Dan Mummert is the Pennsylvania Game Commission's Wildlife Diversity Biologist for southeastern Pennsylvania. Since Dan began working for the Game Commission in 2004 his focus has been on the conservation of our state's rare and declining bird and mammal species. It is truly a wonderful job that involves everything from teaching landowners how to enhance their property for wildlife to managing species-specific conservation projects and population surveys. When not wearing his PGC hat, Dan can usually be found coaching softball, reading, or hiking in the woods looking for rare birds.

March 13

Ian Gardner
CACAO in Honduras

CACAO stands for Cooperative Avian Conservation and Outreach, a multinational collective of ornithologists, tour guides, conservationists, and journalists interested in making connections with local communities and conducting rapid assessments of birds in understudied areas of Honduras. It is also the colloquial name for the Red-throated Caracara, a charismatic and locally declining raptor in Central America. In January 2017, the CACAO Expedition visited two understudied and threatened regions of eastern Honduras: Reserva Biologica Rus Rus in La Moskitia, and Parque Nacional Botaderos in Olancho. The group met with local conservationists, learned about the regional natural history and environmental threats, and documented both resident and neotropical migrant birds, including significant range expansions for several species.

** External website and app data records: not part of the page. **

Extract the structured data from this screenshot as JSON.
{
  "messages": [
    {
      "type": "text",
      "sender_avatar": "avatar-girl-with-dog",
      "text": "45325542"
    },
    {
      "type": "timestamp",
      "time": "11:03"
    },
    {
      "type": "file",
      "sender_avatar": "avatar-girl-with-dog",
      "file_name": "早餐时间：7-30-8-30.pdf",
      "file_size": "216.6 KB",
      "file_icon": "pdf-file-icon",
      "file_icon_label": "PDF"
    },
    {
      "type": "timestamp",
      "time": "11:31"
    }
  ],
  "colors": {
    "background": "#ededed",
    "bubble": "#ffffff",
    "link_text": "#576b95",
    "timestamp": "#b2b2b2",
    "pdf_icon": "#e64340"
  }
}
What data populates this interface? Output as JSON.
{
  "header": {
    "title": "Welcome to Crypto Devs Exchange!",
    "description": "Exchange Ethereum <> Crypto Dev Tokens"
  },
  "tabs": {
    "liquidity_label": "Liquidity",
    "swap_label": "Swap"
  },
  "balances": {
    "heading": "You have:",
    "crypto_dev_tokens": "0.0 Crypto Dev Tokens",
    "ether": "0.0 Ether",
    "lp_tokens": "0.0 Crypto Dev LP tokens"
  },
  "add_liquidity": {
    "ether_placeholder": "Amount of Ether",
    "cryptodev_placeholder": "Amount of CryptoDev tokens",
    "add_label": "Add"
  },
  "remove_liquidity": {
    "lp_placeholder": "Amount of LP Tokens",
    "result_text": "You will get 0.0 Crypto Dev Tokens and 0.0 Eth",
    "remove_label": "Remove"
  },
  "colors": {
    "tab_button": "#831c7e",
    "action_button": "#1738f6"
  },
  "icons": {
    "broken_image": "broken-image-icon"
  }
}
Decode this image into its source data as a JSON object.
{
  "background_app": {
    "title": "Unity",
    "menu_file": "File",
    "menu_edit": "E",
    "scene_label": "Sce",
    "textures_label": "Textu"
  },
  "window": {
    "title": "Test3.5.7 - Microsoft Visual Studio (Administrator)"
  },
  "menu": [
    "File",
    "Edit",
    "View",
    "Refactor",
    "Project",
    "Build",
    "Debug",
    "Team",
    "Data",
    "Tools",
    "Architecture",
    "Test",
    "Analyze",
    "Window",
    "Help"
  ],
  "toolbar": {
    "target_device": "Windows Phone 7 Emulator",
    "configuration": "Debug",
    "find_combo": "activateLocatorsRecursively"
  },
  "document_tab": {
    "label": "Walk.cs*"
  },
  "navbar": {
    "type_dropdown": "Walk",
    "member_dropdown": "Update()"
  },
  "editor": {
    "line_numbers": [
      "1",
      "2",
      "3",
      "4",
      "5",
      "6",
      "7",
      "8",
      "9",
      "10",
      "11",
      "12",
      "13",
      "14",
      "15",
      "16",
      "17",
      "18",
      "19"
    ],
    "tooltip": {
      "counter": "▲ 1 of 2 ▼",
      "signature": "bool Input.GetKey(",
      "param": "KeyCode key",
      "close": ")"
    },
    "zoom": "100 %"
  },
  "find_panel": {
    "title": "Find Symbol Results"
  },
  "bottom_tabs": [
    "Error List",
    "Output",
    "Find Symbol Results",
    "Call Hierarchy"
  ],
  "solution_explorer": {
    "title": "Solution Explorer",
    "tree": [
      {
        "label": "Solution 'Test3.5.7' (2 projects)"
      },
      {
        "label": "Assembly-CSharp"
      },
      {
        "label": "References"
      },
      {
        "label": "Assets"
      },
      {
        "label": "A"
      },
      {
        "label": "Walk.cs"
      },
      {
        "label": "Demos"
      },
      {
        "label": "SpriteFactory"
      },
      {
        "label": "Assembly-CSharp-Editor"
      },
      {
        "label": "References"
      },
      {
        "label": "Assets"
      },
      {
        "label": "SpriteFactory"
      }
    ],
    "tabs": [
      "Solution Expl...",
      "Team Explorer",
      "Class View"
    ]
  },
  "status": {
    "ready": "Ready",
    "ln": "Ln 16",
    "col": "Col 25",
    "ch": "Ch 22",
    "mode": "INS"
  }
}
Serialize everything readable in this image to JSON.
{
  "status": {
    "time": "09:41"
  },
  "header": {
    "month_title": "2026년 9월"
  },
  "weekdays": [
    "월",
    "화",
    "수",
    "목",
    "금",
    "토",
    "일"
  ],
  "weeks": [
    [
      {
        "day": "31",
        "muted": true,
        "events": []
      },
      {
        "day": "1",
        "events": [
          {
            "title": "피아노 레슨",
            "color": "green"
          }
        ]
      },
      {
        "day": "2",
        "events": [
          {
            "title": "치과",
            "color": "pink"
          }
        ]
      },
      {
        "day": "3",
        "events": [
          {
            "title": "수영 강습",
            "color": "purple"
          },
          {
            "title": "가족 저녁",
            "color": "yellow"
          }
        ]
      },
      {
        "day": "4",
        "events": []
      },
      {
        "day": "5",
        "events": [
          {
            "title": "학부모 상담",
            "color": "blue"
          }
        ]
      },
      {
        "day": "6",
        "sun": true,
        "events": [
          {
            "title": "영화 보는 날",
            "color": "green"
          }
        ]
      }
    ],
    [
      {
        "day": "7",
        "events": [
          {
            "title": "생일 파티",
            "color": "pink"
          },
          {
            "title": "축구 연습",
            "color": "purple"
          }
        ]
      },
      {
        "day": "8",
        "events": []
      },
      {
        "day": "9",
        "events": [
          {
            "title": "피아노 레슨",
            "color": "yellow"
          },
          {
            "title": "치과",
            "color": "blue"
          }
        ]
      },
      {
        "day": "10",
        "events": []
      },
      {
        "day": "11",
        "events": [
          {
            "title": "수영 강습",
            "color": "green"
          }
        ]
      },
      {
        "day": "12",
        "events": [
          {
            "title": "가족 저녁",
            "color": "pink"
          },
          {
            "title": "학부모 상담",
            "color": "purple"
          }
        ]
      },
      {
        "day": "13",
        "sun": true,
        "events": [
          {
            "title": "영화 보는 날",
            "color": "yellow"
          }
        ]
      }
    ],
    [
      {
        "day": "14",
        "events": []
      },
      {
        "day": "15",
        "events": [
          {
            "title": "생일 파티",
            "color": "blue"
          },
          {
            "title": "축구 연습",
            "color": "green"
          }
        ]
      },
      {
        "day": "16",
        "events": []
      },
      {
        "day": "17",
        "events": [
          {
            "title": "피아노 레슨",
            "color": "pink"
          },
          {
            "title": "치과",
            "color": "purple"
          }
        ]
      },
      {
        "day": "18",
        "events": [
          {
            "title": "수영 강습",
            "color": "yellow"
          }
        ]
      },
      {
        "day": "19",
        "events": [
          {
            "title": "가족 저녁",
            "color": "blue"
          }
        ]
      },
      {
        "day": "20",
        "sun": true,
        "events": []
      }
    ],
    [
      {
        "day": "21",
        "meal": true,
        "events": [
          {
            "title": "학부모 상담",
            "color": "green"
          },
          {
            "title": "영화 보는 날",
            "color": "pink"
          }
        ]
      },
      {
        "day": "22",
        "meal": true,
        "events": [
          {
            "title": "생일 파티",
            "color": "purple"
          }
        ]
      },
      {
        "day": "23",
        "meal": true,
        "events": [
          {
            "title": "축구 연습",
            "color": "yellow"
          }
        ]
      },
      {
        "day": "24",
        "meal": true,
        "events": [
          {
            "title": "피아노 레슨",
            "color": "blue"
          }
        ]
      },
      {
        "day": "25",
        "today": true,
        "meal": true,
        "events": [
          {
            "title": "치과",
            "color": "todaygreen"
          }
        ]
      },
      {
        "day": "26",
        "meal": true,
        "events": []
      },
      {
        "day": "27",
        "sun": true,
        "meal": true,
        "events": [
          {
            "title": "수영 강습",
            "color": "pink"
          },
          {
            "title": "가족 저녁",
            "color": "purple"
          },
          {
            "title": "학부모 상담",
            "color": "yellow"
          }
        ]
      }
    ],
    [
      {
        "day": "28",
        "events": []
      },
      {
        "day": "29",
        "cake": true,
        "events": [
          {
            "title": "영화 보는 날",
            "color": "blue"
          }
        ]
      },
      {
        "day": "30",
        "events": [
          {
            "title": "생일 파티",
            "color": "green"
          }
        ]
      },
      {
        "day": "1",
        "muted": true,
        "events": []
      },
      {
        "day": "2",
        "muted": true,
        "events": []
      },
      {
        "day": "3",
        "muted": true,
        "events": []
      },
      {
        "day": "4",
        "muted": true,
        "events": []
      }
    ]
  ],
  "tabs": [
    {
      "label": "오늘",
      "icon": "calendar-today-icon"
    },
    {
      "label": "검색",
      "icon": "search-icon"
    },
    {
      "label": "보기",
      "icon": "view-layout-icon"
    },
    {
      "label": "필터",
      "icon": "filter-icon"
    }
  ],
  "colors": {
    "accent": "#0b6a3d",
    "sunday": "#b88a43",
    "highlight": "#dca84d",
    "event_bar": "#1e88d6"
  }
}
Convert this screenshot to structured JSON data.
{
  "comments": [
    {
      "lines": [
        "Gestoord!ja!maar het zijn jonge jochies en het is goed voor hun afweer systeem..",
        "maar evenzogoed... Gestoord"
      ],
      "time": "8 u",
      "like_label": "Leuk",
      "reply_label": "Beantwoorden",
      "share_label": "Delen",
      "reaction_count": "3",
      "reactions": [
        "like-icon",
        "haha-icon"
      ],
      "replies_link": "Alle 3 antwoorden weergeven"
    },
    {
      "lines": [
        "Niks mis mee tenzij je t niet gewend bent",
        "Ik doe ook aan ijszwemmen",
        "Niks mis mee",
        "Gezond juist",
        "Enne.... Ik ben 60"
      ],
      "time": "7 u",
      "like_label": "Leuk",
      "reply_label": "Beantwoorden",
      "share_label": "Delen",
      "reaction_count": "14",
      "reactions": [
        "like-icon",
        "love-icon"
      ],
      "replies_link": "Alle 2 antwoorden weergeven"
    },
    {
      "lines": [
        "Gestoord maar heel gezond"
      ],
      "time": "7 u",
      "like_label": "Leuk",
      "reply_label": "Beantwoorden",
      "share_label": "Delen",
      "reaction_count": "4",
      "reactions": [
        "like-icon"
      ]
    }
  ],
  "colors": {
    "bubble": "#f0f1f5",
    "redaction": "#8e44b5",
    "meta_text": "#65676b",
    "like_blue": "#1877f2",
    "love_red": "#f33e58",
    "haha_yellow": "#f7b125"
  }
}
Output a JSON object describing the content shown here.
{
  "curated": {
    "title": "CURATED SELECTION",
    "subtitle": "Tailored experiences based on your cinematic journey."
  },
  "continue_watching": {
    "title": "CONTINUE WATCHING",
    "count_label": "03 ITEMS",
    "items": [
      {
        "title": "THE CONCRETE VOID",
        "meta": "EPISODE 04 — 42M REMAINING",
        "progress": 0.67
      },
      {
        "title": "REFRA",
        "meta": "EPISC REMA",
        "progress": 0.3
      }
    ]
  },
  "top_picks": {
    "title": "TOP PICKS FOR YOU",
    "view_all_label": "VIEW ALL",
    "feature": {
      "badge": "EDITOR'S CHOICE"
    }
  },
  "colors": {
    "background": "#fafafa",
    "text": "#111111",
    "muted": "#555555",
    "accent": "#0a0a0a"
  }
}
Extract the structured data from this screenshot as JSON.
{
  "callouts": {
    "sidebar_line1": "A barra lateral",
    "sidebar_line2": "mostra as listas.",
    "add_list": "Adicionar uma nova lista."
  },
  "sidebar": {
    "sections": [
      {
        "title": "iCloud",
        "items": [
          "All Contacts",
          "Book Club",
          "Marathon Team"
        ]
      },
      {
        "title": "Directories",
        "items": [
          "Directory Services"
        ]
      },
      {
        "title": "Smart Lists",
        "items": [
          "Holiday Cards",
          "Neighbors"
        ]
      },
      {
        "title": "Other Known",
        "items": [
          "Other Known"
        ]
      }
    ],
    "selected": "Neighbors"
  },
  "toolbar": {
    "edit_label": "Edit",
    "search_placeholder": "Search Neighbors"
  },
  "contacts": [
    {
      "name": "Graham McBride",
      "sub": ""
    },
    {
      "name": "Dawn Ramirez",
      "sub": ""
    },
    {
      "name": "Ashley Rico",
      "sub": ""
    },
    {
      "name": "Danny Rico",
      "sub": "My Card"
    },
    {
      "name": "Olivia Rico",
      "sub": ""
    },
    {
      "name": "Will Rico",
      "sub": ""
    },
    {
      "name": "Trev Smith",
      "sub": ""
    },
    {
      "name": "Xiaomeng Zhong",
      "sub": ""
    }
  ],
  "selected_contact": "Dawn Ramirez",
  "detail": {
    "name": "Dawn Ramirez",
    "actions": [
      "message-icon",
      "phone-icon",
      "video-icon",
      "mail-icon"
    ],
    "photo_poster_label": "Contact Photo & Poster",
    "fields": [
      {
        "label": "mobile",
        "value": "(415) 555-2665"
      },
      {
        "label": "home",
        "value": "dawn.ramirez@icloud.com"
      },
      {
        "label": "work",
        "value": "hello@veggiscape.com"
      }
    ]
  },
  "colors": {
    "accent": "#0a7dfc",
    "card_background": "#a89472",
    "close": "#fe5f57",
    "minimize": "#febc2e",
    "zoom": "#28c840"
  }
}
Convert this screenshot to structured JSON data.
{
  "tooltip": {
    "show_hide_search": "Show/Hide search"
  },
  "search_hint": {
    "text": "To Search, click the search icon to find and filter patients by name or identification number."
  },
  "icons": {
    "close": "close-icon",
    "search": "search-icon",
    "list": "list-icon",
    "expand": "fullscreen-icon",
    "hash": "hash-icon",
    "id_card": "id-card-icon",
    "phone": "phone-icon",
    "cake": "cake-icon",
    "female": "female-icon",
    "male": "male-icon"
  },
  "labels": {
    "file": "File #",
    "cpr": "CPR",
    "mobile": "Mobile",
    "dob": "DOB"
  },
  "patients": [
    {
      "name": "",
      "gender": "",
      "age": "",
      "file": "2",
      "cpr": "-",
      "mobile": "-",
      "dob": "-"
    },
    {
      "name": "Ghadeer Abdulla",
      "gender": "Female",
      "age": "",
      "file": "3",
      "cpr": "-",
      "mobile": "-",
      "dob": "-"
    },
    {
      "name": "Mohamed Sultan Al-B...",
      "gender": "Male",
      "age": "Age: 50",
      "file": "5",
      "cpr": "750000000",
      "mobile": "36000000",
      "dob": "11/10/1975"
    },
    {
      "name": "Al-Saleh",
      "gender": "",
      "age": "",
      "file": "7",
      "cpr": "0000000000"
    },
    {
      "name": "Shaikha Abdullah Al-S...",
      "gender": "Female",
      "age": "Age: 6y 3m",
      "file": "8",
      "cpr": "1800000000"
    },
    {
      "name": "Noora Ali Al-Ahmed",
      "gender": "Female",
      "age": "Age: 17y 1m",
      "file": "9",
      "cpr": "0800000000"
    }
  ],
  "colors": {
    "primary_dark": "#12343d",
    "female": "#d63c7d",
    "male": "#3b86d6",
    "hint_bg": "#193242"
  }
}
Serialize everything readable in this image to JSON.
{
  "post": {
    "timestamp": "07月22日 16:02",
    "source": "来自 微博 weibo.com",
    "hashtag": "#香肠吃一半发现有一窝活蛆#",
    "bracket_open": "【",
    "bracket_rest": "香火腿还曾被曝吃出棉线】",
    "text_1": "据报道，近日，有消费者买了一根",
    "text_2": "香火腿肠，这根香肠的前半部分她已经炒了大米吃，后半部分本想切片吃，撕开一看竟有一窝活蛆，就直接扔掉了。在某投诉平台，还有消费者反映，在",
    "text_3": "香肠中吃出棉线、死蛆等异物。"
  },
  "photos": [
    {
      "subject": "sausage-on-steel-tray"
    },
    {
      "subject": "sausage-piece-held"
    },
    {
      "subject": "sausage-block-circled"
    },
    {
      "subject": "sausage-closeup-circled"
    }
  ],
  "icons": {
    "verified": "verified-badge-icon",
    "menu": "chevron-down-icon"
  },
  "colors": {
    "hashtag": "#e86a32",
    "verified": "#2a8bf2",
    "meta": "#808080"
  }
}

Ian Gardner was born, raised, and educated in Central PA where he still resides. He earned his B.S. degree in Wildlife Conservation at Juniata College, and his M.S. degree in Forest Resources at Penn State University. He is employed as a Wildlife Technician at Fort Indiantown Gap, where he specializes in birds, plants, and moths. During the last two years he has helped found the Partners in Neotropical Bird Conservation (PiNBC), a volunteer group of conservationists interested in studying and conserving neotropical migrants and their habitats by working with local communities and conducting rapid assessments in at-risk natural areas. The latest project for PiNBC was the CACAO Expedition to Honduras.

April 10

Kevin Loughlin
Celebrate Nature through Image and Story

Join Kevin Loughlin, nature photographer and owner of Wildside Nature Tours, on a whirlwind ride across the hemispheres through colorful images from his travels in just the past year!
Kevin’s presentation will feature colorful images captured throughout his travels during the past year including Africa, the Galapagos Islands, the Amazon River and our beautiful American national parks!

May 8

Rob Fergus
Birds Among the Modern and Ancient Maya

How did the Turkey Vulture get its red head? Which bird did the Ancient Mayan creator god transform into in order to bring messages to people? Which bird eggs have magical powers among the Chontal Maya of Tabasco, Mexico? What bird warns Lacandon Maya farmers if a dangerous snake may be nearby? What messages do owls bring to modern Chol, Ch’orti’, Mopan, and other Mayan speakers? Ancient and Modern Maya communities have over 2000 years of extensive cultural interactions with birds. Since 2006 Rob Fergus has been working with linguist Kerry Hull (BYU) and native Mayan speakers to document and studying bird names and folklore among nine Mayan language communities in Mexico, Guatemala, and Belize. This presentation provides a glimpse into fascinating cultural worlds, where birds are community members that bring important messages, warnings, and healing to the lives of their human neighbors.

BCDC President Rob Fergus studies human-bird interactions and received his Ph.D. in geography from the University of Texas at Austin in 2008. Rob is the former executive director of Travis Audubon Society, founder of the Hornsby Bend Bird Observatory in Austin, Texas and National Audubon Senior Scientist for Urban Bird Conservation. He currently teaches geography and environmental studies at Rowan University.

June 12

Annual Picnic at Ridley Creek State Park

Ridley Creek State Park, Area #8

Who: You! Your Family! Your Friends! All are welcome!
Where: Ridley Creek State Park, Area #8
When: Wednesday, June 12, 2019
Picnic starts around 5:00 pm. (Pavilion available at 8:00 am.)
BCDC Provides:
Soft drinks, Ice, Water, Charcoal, Hot Fire, Plates, Napkins, Cooking Utensils, Condiments
You Bring:
Your food, plus some to share (if desired)